|Dinosaur head to imagination|
We got an opportunity to see how the minerals were formed beneath the earth surface, stratified in the quarries. The paleontology section had wonderful collections of fossils around the world. The area is a rich source of marine fossils starting from the late Jurassic to the middle ages. There was the presence of 20 touchable specimens that included animal skulls, fossils, and snakeskin.
It was an exciting tour to experience the remains of various prehistoric species.
The Bodleian Library: Libraries of Oxford are amongst the most celebrated ones in the world. Some of them are known to be from during the middle ages. The Bodleian Library group were attached to faculties, and it’s been a legal deposit over 400 years. It has a deposit of over 12 million items. Situated in Broad Street, it has a collection of books, newspapers, journals, magazines, maps, prints, drawings and manuscripts. There is a special occasion to be a reader of the library. The venue is open for various exhibitions and other events. Only the people who are affiliated to a college, department of Oxford University receive membership for Bodleian Library.
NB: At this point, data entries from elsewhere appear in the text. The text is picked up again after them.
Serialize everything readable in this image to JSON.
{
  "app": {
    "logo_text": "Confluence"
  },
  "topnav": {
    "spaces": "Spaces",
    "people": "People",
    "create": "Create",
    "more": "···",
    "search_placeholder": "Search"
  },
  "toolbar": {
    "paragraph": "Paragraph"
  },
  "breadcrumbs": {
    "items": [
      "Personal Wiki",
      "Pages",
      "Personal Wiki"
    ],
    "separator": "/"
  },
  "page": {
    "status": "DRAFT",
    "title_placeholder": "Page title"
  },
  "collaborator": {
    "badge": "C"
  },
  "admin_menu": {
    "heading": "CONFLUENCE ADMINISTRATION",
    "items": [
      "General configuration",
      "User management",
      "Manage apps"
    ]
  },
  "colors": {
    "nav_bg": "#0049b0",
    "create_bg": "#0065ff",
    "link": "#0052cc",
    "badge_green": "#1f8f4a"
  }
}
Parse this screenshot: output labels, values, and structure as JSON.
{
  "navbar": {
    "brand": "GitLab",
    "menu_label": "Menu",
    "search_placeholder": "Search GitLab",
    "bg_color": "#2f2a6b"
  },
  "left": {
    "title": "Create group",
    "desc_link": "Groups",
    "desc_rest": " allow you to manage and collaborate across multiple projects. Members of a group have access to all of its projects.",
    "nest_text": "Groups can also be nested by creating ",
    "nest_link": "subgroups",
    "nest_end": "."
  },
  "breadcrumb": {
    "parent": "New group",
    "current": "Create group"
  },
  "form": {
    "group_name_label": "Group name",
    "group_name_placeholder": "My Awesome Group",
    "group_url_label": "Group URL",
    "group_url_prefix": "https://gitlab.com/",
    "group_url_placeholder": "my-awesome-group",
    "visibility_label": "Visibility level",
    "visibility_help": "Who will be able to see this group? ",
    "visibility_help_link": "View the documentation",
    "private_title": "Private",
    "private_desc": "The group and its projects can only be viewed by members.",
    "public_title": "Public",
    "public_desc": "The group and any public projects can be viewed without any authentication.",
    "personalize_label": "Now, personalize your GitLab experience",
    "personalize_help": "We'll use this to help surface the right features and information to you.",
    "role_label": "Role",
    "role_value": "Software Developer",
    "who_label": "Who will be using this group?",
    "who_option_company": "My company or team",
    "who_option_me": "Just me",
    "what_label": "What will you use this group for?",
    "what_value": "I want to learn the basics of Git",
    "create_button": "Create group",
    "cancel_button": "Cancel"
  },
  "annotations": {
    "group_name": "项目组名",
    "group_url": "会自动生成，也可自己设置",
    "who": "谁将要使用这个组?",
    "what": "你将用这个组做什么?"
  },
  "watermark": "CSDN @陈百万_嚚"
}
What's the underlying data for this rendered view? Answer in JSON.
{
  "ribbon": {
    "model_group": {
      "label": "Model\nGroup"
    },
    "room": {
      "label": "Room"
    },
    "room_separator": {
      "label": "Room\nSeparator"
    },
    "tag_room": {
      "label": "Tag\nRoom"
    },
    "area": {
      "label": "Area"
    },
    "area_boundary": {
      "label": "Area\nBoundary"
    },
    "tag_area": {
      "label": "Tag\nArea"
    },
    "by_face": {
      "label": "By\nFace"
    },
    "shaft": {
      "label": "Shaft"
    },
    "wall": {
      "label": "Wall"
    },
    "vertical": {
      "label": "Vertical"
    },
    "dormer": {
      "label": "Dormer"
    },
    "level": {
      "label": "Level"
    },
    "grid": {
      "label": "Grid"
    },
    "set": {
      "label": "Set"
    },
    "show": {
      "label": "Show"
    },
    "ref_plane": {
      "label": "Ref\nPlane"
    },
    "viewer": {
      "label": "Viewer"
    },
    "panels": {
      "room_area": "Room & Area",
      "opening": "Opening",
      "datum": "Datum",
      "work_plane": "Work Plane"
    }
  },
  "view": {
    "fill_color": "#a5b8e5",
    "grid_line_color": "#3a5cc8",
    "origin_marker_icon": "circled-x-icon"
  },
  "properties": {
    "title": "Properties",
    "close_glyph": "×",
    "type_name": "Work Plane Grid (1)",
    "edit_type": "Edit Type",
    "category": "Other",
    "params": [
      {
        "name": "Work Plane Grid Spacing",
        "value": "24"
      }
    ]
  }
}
Reader’s cards are not available to anybody.
Radcliffe camera: The Radcliffe Camera is a dome-shaped building of Oxford University, which was designed by James Gibbs and built in neoclassical style during 1737- 49. The word camera comes from the Latin word denoting ‘room’. It’s house to the Radcliffe library. The building was named after Radcliffe, who’s the most successful physician of England. The easiest way of accessing Radcliffe Square is from High street, besides the St. Mary Virgin church. Spending a few pounds, it’s possible to climb the tower to a platform above Radcliffe square.
Bridge of sighs: the bridge is a link between the old and new quadrangles of the Hartford College. The architect of the structure was Sir Thomas Jackson. It’s supposed to have similarity with the Bridge of sighs of Venice.
Church of St Mary virgin: This is situated on the northern side of the high street. The best part of this church is that it allows a north view straight to the Radcliffe.
The ghost tour of Oxford: As I passed the city, a hoarding attracted me which read’ guided ghost tour’. Well, for some people who are adventurous enough, this can be a golden opportunity. Well, the tour costs 12£ per person and it starts at 6:30 in the evening. A guide wearing a mask will take you through the nooks and corners of the city which are believed to be haunted. The tours generally start from the gate of Trinity College in Broad Street. Well, you will be taken through the dark chapters of history that reins in the walls of the colleges. These are the stories of agony, horror, torment as well as terror.
If you are lucky you might be a shadowy figure while whizzing past (although it’s a matter of belief). Well, I feel this is just a marketing gimmick and a policy to attract tourists. But, all you see if what you believe. So, if you have an open mind and heart, you will definitely love to explore the opportunity of meeting some English ghosts.
The souvenir shop: You will come across numerous souvenir shops across Oxford. You may shop various displays that include fridge magnets and oxford accessories. You may buy glasses and mugs with printed oxford icons, as well as buy hoodies, keyrings, pens, spinner bell, mugs, and T-shirts.